WHAT YOU ARE ASKED TO DO: What you return must match the entries exactly, except that the pictures are gone.

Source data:
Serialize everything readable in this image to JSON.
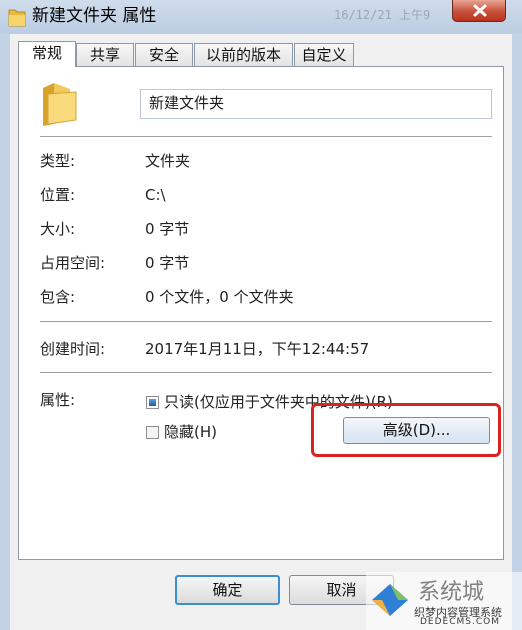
{
  "window": {
    "title": "新建文件夹 属性",
    "background_text": "16/12/21 上午9"
  },
  "tabs": [
    {
      "label": "常规",
      "active": true
    },
    {
      "label": "共享",
      "active": false
    },
    {
      "label": "安全",
      "active": false
    },
    {
      "label": "以前的版本",
      "active": false
    },
    {
      "label": "自定义",
      "active": false
    }
  ],
  "general": {
    "folder_name": "新建文件夹",
    "rows": [
      {
        "label": "类型:",
        "value": "文件夹"
      },
      {
        "label": "位置:",
        "value": "C:\\"
      },
      {
        "label": "大小:",
        "value": "0 字节"
      },
      {
        "label": "占用空间:",
        "value": "0 字节"
      },
      {
        "label": "包含:",
        "value": "0 个文件，0 个文件夹"
      }
    ],
    "created": {
      "label": "创建时间:",
      "value": "2017年1月11日，下午12:44:57"
    },
    "attributes": {
      "label": "属性:",
      "readonly_label": "只读(仅应用于文件夹中的文件)(R)",
      "readonly_checked": true,
      "hidden_label": "隐藏(H)",
      "hidden_checked": false,
      "advanced_button": "高级(D)..."
    }
  },
  "footer": {
    "ok": "确定",
    "cancel": "取消"
  },
  "watermark": {
    "logo_text": "系统城",
    "line1": "织梦内容管理系统",
    "line2": "DEDECMS.COM"
  },
  "colors": {
    "highlight": "#d9251f",
    "checkbox_fill": "#1f5e9e"
  }
}
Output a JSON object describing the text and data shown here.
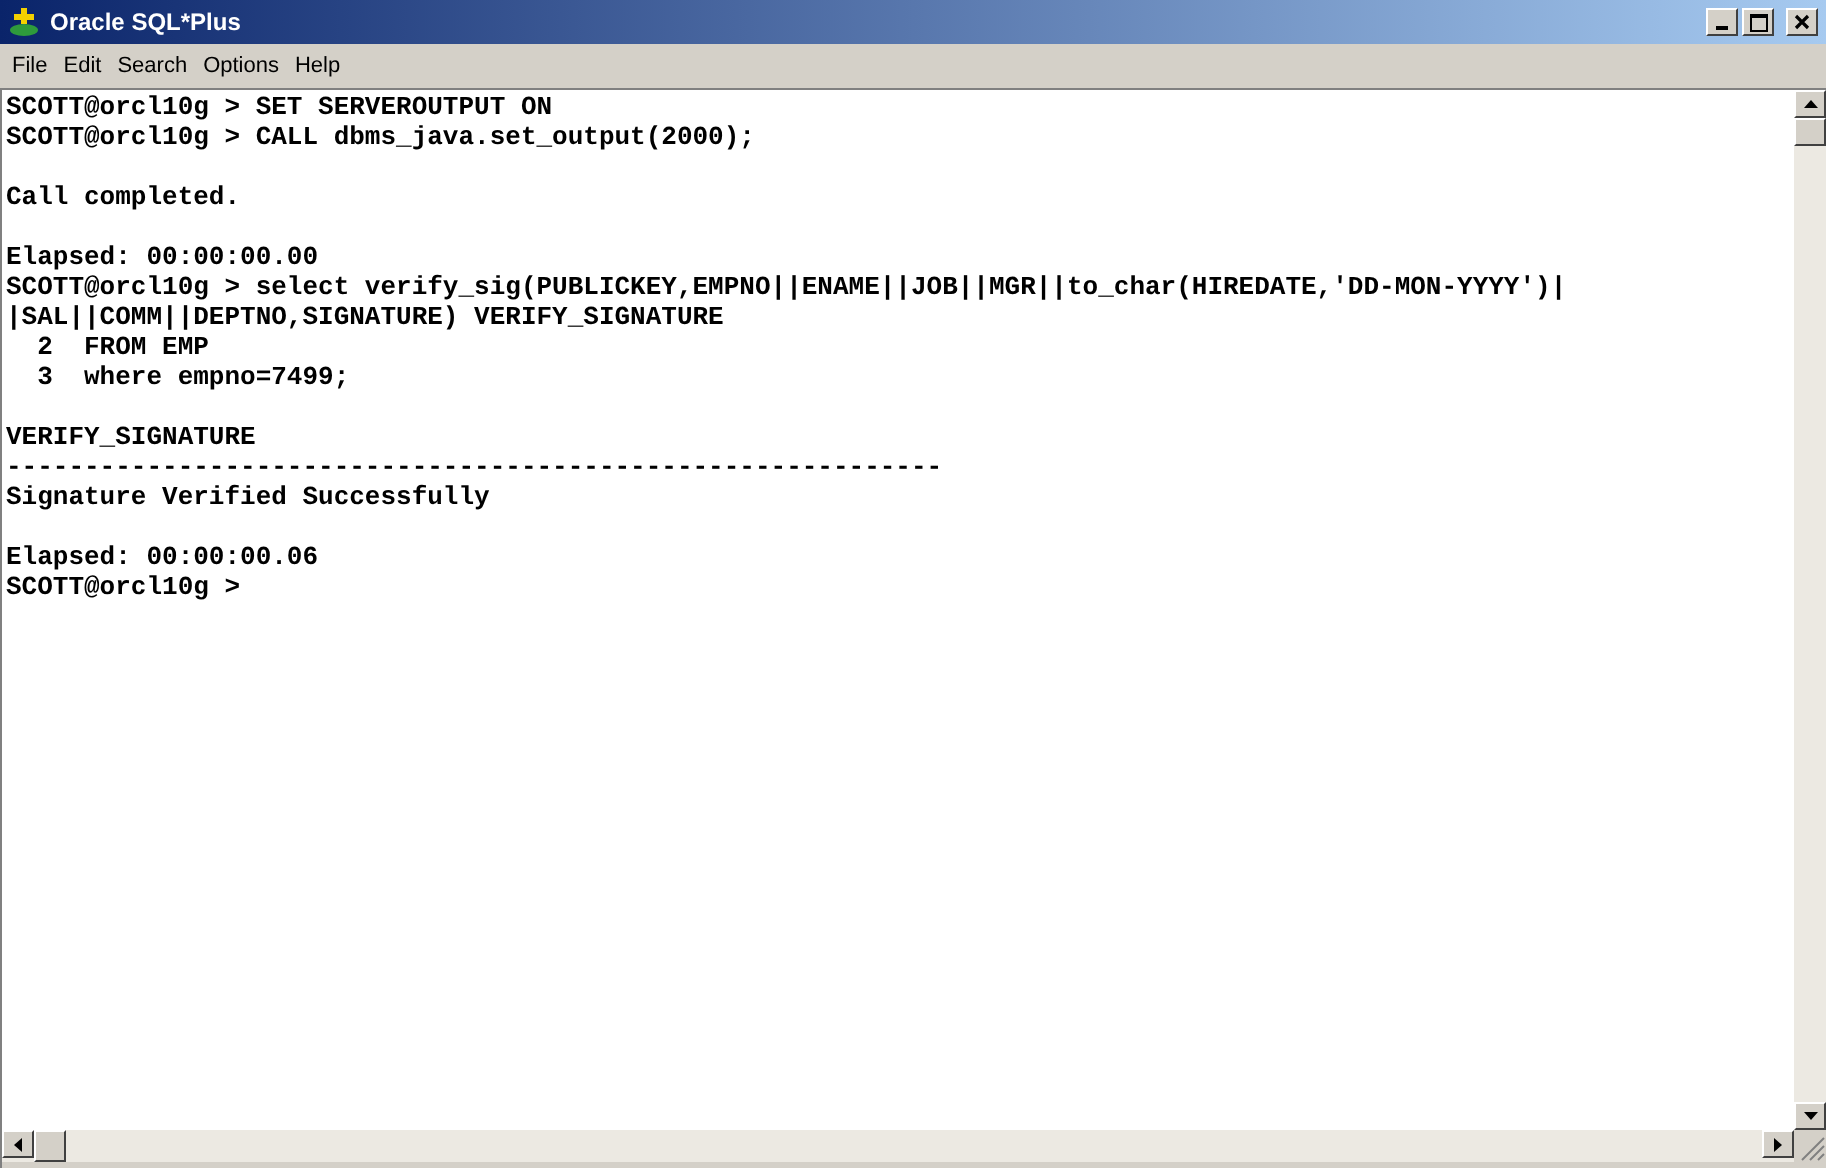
{
  "window": {
    "title": "Oracle SQL*Plus"
  },
  "menu": [
    "File",
    "Edit",
    "Search",
    "Options",
    "Help"
  ],
  "console": {
    "blocks": [
      [
        "SCOTT@orcl10g > SET SERVEROUTPUT ON",
        "SCOTT@orcl10g > CALL dbms_java.set_output(2000);"
      ],
      [
        "Call completed."
      ],
      [
        "Elapsed: 00:00:00.00",
        "SCOTT@orcl10g > select verify_sig(PUBLICKEY,EMPNO||ENAME||JOB||MGR||to_char(HIREDATE,'DD-MON-YYYY')|",
        "|SAL||COMM||DEPTNO,SIGNATURE) VERIFY_SIGNATURE",
        "  2  FROM EMP",
        "  3  where empno=7499;"
      ],
      [
        "VERIFY_SIGNATURE",
        "------------------------------------------------------------",
        "Signature Verified Successfully"
      ],
      [
        "Elapsed: 00:00:00.06",
        "SCOTT@orcl10g >"
      ]
    ]
  }
}
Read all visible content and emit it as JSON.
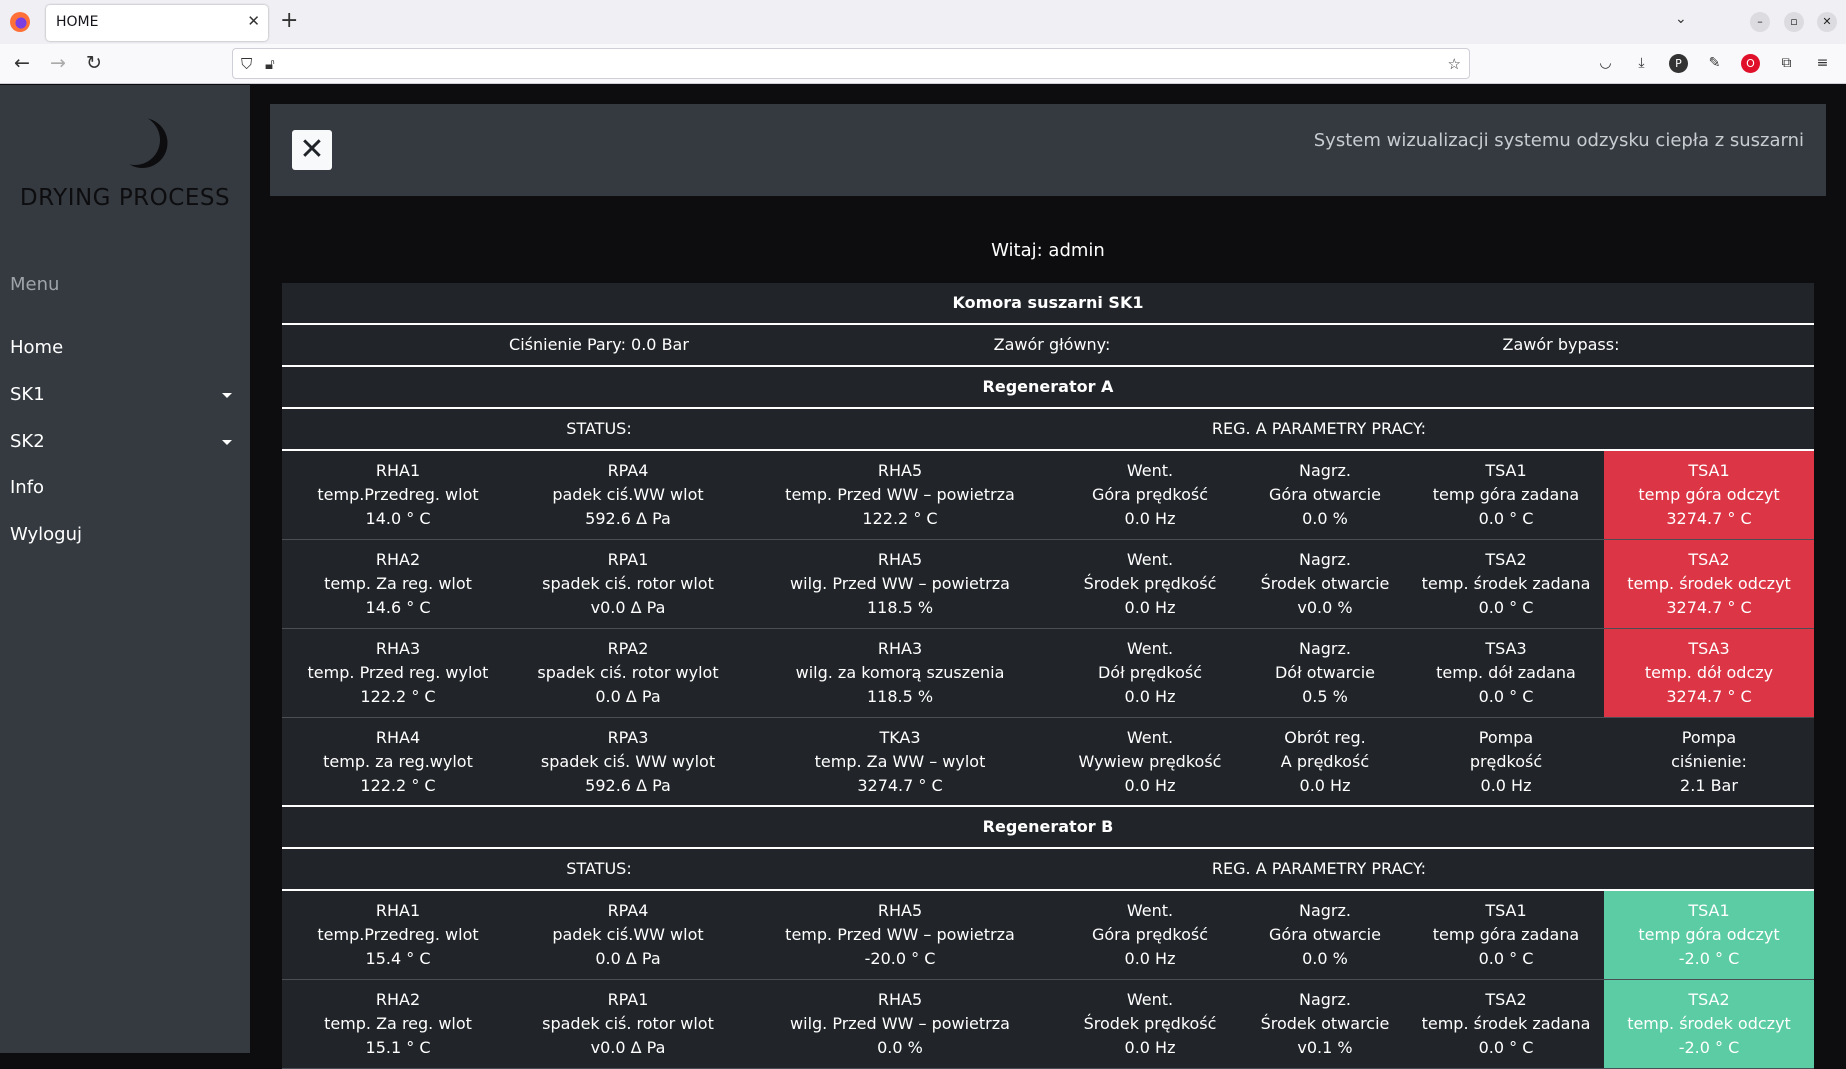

SOLUTION TO THE PROBLEM:
Serialize everything readable in this image to JSON.
{
  "window": {
    "title": "新建文件夹 属性",
    "background_text": "16/12/21 上午9"
  },
  "tabs": [
    {
      "label": "常规",
      "active": true
    },
    {
      "label": "共享",
      "active": false
    },
    {
      "label": "安全",
      "active": false
    },
    {
      "label": "以前的版本",
      "active": false
    },
    {
      "label": "自定义",
      "active": false
    }
  ],
  "general": {
    "folder_name": "新建文件夹",
    "rows": [
      {
        "label": "类型:",
        "value": "文件夹"
      },
      {
        "label": "位置:",
        "value": "C:\\"
      },
      {
        "label": "大小:",
        "value": "0 字节"
      },
      {
        "label": "占用空间:",
        "value": "0 字节"
      },
      {
        "label": "包含:",
        "value": "0 个文件，0 个文件夹"
      }
    ],
    "created": {
      "label": "创建时间:",
      "value": "2017年1月11日，下午12:44:57"
    },
    "attributes": {
      "label": "属性:",
      "readonly_label": "只读(仅应用于文件夹中的文件)(R)",
      "readonly_checked": true,
      "hidden_label": "隐藏(H)",
      "hidden_checked": false,
      "advanced_button": "高级(D)..."
    }
  },
  "footer": {
    "ok": "确定",
    "cancel": "取消"
  },
  "watermark": {
    "logo_text": "系统城",
    "line1": "织梦内容管理系统",
    "line2": "DEDECMS.COM"
  },
  "colors": {
    "highlight": "#d9251f",
    "checkbox_fill": "#1f5e9e"
  }
}
Output a JSON object describing the text and data shown here.
{
  "window": {
    "title": "Oracle SQL*Plus"
  },
  "menu": [
    "File",
    "Edit",
    "Search",
    "Options",
    "Help"
  ],
  "console": {
    "blocks": [
      [
        "SCOTT@orcl10g > SET SERVEROUTPUT ON",
        "SCOTT@orcl10g > CALL dbms_java.set_output(2000);"
      ],
      [
        "Call completed."
      ],
      [
        "Elapsed: 00:00:00.00",
        "SCOTT@orcl10g > select verify_sig(PUBLICKEY,EMPNO||ENAME||JOB||MGR||to_char(HIREDATE,'DD-MON-YYYY')|",
        "|SAL||COMM||DEPTNO,SIGNATURE) VERIFY_SIGNATURE",
        "  2  FROM EMP",
        "  3  where empno=7499;"
      ],
      [
        "VERIFY_SIGNATURE",
        "------------------------------------------------------------",
        "Signature Verified Successfully"
      ],
      [
        "Elapsed: 00:00:00.06",
        "SCOTT@orcl10g >"
      ]
    ]
  }
}
Read all visible content and emit it as JSON.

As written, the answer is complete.